*What the task asks:* Retype all entries exactly as they stand, excluding pictures.

*Data in this exercise:*

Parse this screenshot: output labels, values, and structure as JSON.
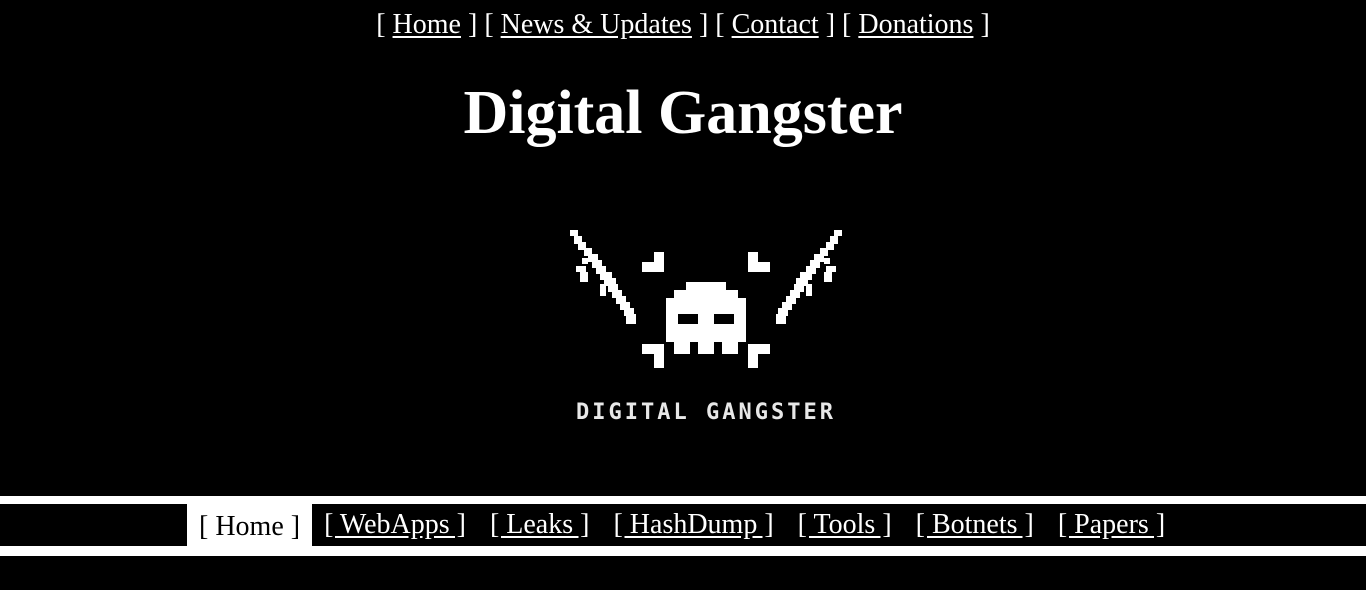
{
  "top_nav": {
    "open_bracket": "[",
    "close_bracket": "]",
    "items": [
      {
        "label": "Home"
      },
      {
        "label": "News & Updates"
      },
      {
        "label": "Contact"
      },
      {
        "label": "Donations"
      }
    ]
  },
  "site_title": "Digital Gangster",
  "logo": {
    "text": "DIGITAL GANGSTER",
    "icon": "skull-with-rifles-icon"
  },
  "menu": {
    "items": [
      {
        "label": "[ Home ]",
        "active": true
      },
      {
        "label": "[ WebApps ]",
        "active": false
      },
      {
        "label": "[ Leaks ]",
        "active": false
      },
      {
        "label": "[ HashDump ]",
        "active": false
      },
      {
        "label": "[ Tools ]",
        "active": false
      },
      {
        "label": "[ Botnets ]",
        "active": false
      },
      {
        "label": "[ Papers ]",
        "active": false
      }
    ]
  },
  "colors": {
    "background": "#000000",
    "foreground": "#ffffff"
  }
}
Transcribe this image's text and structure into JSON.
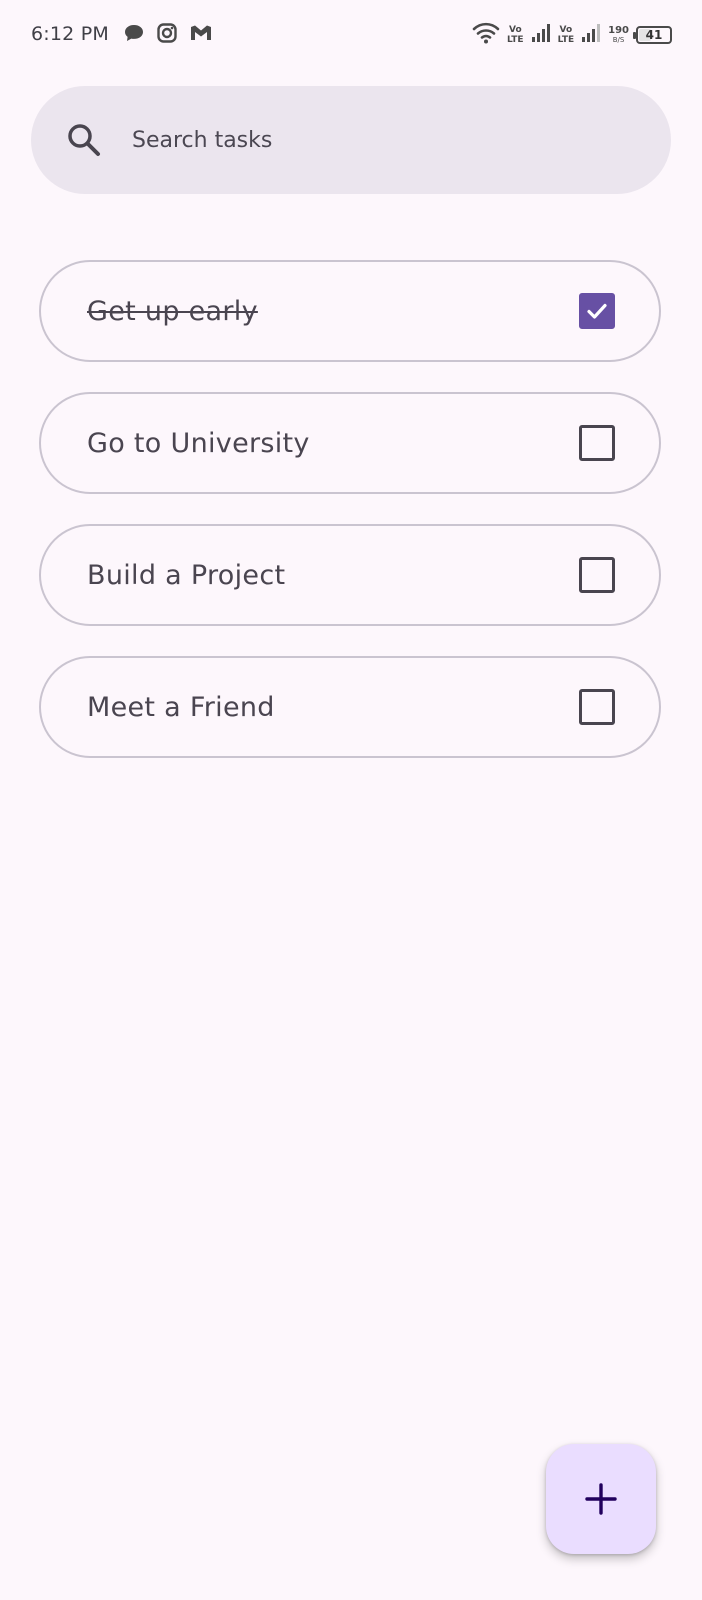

*Exercise response:*
Parse this screenshot: output labels, values, and structure as JSON.
{
  "top_nav": {
    "open_bracket": "[",
    "close_bracket": "]",
    "items": [
      {
        "label": "Home"
      },
      {
        "label": "News & Updates"
      },
      {
        "label": "Contact"
      },
      {
        "label": "Donations"
      }
    ]
  },
  "site_title": "Digital Gangster",
  "logo": {
    "text": "DIGITAL GANGSTER",
    "icon": "skull-with-rifles-icon"
  },
  "menu": {
    "items": [
      {
        "label": "[ Home ]",
        "active": true
      },
      {
        "label": "[ WebApps ]",
        "active": false
      },
      {
        "label": "[ Leaks ]",
        "active": false
      },
      {
        "label": "[ HashDump ]",
        "active": false
      },
      {
        "label": "[ Tools ]",
        "active": false
      },
      {
        "label": "[ Botnets ]",
        "active": false
      },
      {
        "label": "[ Papers ]",
        "active": false
      }
    ]
  },
  "colors": {
    "background": "#000000",
    "foreground": "#ffffff"
  }
}
Transcribe this image's text and structure into JSON.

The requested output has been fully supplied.